I talk a great deal about the role of the company officers and how they influence the members of your department. When teaching officer development we hit hard on setting and establishing expectations and ensuring that there is follow-through with those expectations. I was recently asked about expectations for my company officers. They aren't too different from what I expected from my crew members when I was a company officer.
When I sit down with my crew and officers, I have a list of items that vary from small reminders to issues that need to be changed, so to offer a list of my specific expectations is difficult because they are specific to my organization, my crew and my officers. I did come up with four non-negotiable rules that apply to all members, but I depend on my officers to demonstrate on a regular basis. These four rules have many related examples of how to accomplish them.
Feel free to use and add your own twists to the Four Rules for Company Officers.
Rule 1: Be Generous.
This applies to all facets and situations while on duty and is encouraged when off duty. Be generous with the community by attending events voluntarily, stop and hand out stickers or just check on kids in the neighborhood. I liked to stop at the local ice cream stand in the summer and visit with the families getting a treat. You can even, on occasion, pick up the tab. Be generous with your knowledge and experiences. Don't be stingy with what you know, don't wait to be asked, give it freely and frequently. As the officer, be generous with helping your members and community whenever you can, whatever that may be. Finally, help when it's not expected. Maybe it's giving a person broke down a few bucks for gas or a cab.
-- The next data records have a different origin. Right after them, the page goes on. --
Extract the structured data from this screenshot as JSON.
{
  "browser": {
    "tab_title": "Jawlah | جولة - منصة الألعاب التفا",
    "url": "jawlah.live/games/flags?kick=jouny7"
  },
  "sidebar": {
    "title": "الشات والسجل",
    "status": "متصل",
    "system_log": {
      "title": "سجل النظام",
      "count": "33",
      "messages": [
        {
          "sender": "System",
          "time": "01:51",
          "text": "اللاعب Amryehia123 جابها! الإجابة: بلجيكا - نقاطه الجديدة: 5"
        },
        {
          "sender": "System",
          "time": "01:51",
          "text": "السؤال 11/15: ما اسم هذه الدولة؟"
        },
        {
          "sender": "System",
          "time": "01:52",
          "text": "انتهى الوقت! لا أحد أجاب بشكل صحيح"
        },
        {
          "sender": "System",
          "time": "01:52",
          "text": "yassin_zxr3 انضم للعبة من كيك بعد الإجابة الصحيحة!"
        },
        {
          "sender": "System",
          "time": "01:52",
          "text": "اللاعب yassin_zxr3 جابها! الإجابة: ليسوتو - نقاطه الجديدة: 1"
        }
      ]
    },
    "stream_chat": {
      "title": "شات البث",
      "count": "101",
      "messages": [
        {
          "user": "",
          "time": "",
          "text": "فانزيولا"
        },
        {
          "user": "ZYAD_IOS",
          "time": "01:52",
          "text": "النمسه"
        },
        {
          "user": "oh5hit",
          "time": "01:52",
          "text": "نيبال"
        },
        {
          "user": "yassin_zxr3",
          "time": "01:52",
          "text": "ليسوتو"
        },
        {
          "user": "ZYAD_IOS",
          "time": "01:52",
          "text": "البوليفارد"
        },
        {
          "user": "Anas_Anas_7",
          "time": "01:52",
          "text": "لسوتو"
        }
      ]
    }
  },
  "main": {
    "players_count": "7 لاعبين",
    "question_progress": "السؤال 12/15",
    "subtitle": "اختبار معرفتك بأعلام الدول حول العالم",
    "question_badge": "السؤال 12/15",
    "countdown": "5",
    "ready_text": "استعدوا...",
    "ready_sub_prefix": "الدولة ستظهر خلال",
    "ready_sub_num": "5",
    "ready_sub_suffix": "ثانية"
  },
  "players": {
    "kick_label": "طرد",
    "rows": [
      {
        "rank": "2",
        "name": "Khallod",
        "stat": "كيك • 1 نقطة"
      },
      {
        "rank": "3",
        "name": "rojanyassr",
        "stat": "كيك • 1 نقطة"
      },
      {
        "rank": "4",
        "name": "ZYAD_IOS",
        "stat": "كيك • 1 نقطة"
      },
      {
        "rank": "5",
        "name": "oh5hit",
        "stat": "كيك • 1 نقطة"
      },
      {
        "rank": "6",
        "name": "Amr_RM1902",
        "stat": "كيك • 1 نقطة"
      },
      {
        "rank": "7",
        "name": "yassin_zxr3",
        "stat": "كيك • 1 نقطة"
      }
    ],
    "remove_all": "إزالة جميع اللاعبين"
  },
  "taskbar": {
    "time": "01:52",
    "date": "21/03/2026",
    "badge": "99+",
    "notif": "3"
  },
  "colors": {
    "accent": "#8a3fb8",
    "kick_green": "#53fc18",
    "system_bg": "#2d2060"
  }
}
Be generous!
Rule 2: Be Constructive.
Being constructive is a must for all members, but especially so for the company officer. This is how the officer develops his crew members. The officer will no doubt have times when members make mistakes and the officer needs to understand how to make those learning experiences and to change the behavior. Demeaning and negative responses should not be the first choice of responses. Don't confuse being constructive with discipline for habitual, negligent and insubordination. Being constructive is seeing or noticing that your firefighter is struggling with pulling the static line. Instead of yelling and screaming, drill and train to make the improvement. This is a rule that requires the officer to understand the his crew is a direct reflection of the his crew.
Rule 3: Be Productive.
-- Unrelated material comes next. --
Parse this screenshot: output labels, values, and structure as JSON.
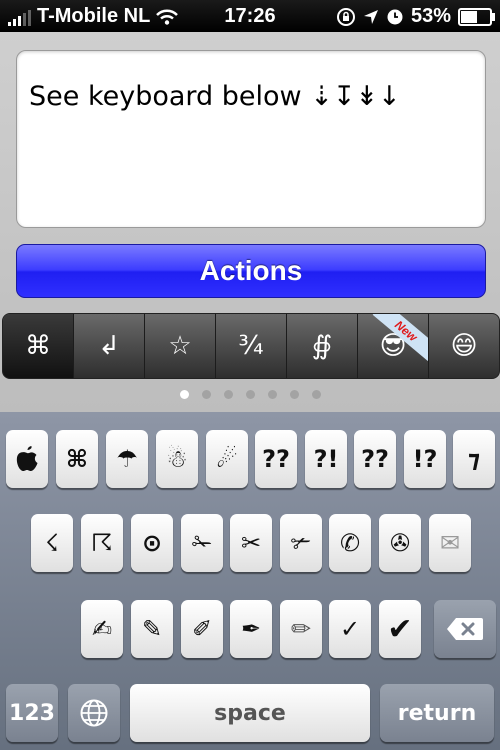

This is what makes the crew go! I don't believe in busy work and don't assign it. But, I do expect that my officers stay productive at all times and it's as simple as getting done what needs to get done when it needs to be done. I explain it like this: we would never walk past a kink on the fire ground because it could have a direct impact on the success of the crews on the inside. The firehouse and training ground is no different. Don't walk past kinks in your daily like and routine. It doesn't matter who left it at that moment, you found it and now it's yours. It sets the tone for the crew and its members and actually had become a source of pride with some crews.
Rule 4: Be Aggressive!
Yes, I said be aggressive! I expect my crews and officers to be aggressive on the fire ground. I expect them to use their experience, knowledge and training to aggressively attack all incidents that they respond to. This includes making interior fire attacks, searching without a hose line if dictated and performing VES when indicated. It also means that they need use patience and decision making to not be reckless. I also expect them to aggressively check smoke detectors and CO detectors on medical and service calls. I expect them to aggressively take actions on their own to make a difference in our community. I want them thinking and taking action at all times to solve the problems of our citizens and our members.
I hope you find these useful and thanks for reading.